In mid-May, a working paper released by the Economic Advisory Council (EAC) to the Prime Minister made its rounds in the media. The 67-page paper in the EAC-PM Working Paper series, “Share of Religious Minorities: A cross-country analysis (1950-2015)”, authored by Shamika Ravi, Abraham Jose, and Apurv Kumar Mishra, argues that minorities in India are not just protected but also thriving.

This, according to it, was proven by their increased share in the population over a 65-year period. According to the report, the share of Indian Muslims in the country’s population has soared by more than 43 percent since 1950, which was the key takeaway from a new working paper.

The report was released amid the Lok Sabha elections that are ongoing in India, and looks at global demographic trends between 1950 and 2015. It relies on statistics from the Association of Religion Data Archive (ARDA), a free online database of global religious data.

It concludes that in the period studied, the share of the Muslim population in India increased by 43.15 percent, from 9.84 percent to 14.09 percent. By contrast, it says, the share of the majority Hindu population decreased by 7.82 percent between 1950 and 2015, from 84.68 percent to 78.06 percent.

The share of India’s Christian population rose from 2.24 percent to 2.36 percent – an increase of 5.38 percent; and the Sikh population by 6.58 percent, from 1.74 percent in 1950 to 1.85 percent in 2015.

The report mentions that the share of India’s Buddhist population has grown from 0.05 percent to 0.81 percent, but skips the percentage increase – nearly 1,600 percent, per this methodology – for the community.

However, the report has been criticised by experts who said that the data was not released by an authentic database.

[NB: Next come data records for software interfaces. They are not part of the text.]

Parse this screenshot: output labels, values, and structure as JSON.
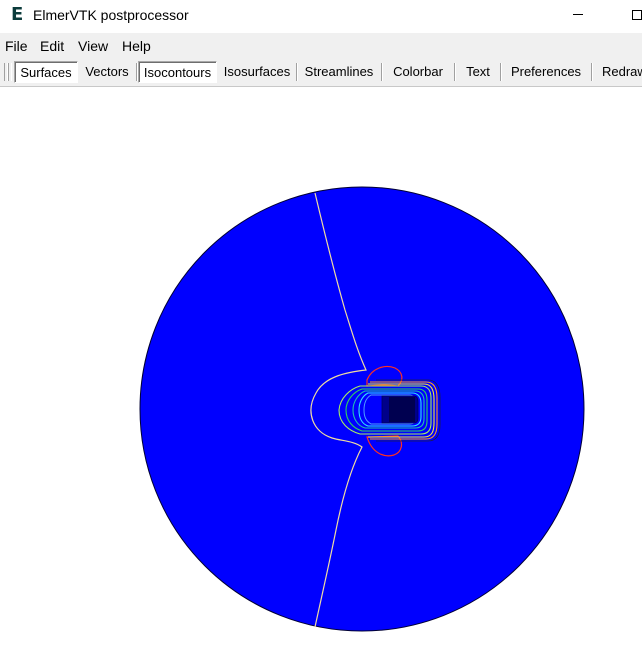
{
  "window": {
    "title": "ElmerVTK postprocessor",
    "icon_letter": "E"
  },
  "menu": {
    "items": [
      "File",
      "Edit",
      "View",
      "Help"
    ]
  },
  "toolbar": {
    "buttons": [
      {
        "label": "Surfaces",
        "pressed": true
      },
      {
        "label": "Vectors",
        "pressed": false
      },
      {
        "label": "Isocontours",
        "pressed": true
      },
      {
        "label": "Isosurfaces",
        "pressed": false
      },
      {
        "label": "Streamlines",
        "pressed": false
      },
      {
        "label": "Colorbar",
        "pressed": false
      },
      {
        "label": "Text",
        "pressed": false
      },
      {
        "label": "Preferences",
        "pressed": false
      },
      {
        "label": "Redraw",
        "pressed": false
      }
    ]
  },
  "colors": {
    "surface": "#0000ff",
    "background": "#ffffff",
    "separatrix": "#e8d8a0"
  }
}
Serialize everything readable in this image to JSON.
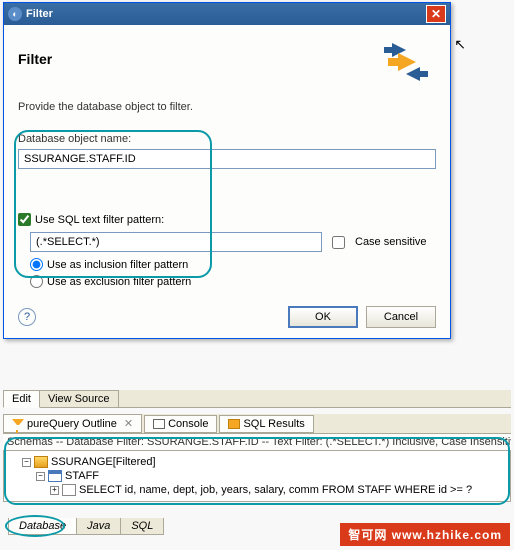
{
  "dialog": {
    "title": "Filter",
    "header": "Filter",
    "instruction": "Provide the database object to filter.",
    "object_name_label": "Database object name:",
    "object_name_value": "SSURANGE.STAFF.ID",
    "use_pattern_label": "Use SQL text filter pattern:",
    "pattern_value": "(.*SELECT.*)",
    "case_sensitive_label": "Case sensitive",
    "radio_inclusion": "Use as inclusion filter pattern",
    "radio_exclusion": "Use as exclusion filter pattern",
    "ok": "OK",
    "cancel": "Cancel"
  },
  "toolbar": {
    "edit": "Edit",
    "view_source": "View Source"
  },
  "views": {
    "pq_outline": "pureQuery Outline",
    "console": "Console",
    "sql_results": "SQL Results"
  },
  "filter_desc": "Schemas -- Database Filter: SSURANGE.STAFF.ID  -- Text Filter: (.*SELECT.*) Inclusive, Case Insensitive",
  "tree": {
    "node0": "SSURANGE[Filtered]",
    "node1": "STAFF",
    "node2": "SELECT id, name, dept, job, years, salary, comm   FROM STAFF   WHERE id >= ?"
  },
  "bottom_tabs": {
    "database": "Database",
    "java": "Java",
    "sql": "SQL"
  },
  "watermark": "智可网 www.hzhike.com"
}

Meanwhile, the National Family Health Survey-5 released in 2022 found that the fertility rate among Muslims has seen the sharpest decline among all religious communities over the past two decades.

The Population Foundation of India also noted that “the decadal growth rate for Muslims had decreased from 32.9% in 1981-1991 to 24.6% in 2001-2011. This decline is more pronounced than that of Hindus, whose growth rate fell from 22.7% to 16.8% over the same period.”

This idea has been quashed by experts who said that from the statistics point of view, the idea that Muslims will surpass the Hindu population is bogus.

“I have spoken to professors who have worked on such issues and they have said it is all nonsense. It feels like they just want to drive Muslims to the ground,” Hameed said.

She went on to say that she is a proud Muslim. “I don’t wear a hijab but I am a practicing Muslim and I am proud to be one. These films do not show reality, but lie,” Hameed added.

Farooqui on the issue of the film said that this is a political issue and should be looked like one as well. “The only solution to this issue is political. Law and order intervention is also required,” he added.

The film’s trailer has also created an outrage on social media with netizens saying this is another hate propaganda against Muslims.

Meanwhile, actor Kapoor while addressing the backlash against the film told ANI “Nobody has watched the film but our actors are being given life threats, abuse and criticism.

“The film has been passed by the Censor Board. Opposing something in democracy is a right but issuing life threats and rape threats should not be allowed.

“There should be punishment for this. Watch the film first and then form an opinion. The film talks about motherhood, about population.”

The movie is set to release on the big screen on June 7.